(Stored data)
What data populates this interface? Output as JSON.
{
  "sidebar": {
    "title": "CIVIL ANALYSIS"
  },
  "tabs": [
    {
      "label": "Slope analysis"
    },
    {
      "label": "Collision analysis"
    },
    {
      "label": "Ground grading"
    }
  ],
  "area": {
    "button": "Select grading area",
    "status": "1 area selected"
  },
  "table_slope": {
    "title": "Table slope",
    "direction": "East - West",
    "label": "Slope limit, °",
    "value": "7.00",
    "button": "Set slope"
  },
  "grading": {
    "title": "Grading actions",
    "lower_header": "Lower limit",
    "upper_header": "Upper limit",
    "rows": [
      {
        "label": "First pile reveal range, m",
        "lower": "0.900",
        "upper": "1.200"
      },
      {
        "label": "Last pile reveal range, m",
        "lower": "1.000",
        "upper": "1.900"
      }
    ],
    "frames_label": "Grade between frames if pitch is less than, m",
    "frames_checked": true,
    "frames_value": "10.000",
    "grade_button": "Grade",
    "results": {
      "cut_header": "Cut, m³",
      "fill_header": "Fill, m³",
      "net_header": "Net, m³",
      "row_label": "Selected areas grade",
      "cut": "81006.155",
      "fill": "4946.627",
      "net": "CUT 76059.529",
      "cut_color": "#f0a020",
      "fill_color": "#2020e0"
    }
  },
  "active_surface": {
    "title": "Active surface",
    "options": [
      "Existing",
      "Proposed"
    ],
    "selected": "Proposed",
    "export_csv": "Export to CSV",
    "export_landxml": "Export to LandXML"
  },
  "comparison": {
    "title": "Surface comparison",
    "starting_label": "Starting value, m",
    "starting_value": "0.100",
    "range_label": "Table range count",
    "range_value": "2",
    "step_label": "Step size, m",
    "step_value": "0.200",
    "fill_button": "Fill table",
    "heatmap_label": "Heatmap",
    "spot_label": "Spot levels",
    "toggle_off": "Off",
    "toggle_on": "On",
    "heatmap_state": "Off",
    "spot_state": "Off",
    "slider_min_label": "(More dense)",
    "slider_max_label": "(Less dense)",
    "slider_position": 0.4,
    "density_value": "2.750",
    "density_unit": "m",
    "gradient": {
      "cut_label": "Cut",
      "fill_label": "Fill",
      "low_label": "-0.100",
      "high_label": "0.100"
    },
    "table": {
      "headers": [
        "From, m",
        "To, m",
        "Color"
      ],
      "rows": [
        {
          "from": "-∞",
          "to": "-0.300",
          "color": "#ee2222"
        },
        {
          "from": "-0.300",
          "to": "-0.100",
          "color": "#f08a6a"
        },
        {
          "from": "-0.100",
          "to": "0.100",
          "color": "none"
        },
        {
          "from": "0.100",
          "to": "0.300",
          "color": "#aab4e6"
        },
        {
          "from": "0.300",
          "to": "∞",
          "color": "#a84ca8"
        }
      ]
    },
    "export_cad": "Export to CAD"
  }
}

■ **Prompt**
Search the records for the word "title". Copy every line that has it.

■ **Output of the exercise**
    "title": "CIVIL ANALYSIS"
    "title": "Table slope",
    "title": "Grading actions",
    "title": "Active surface",
    "title": "Surface comparison",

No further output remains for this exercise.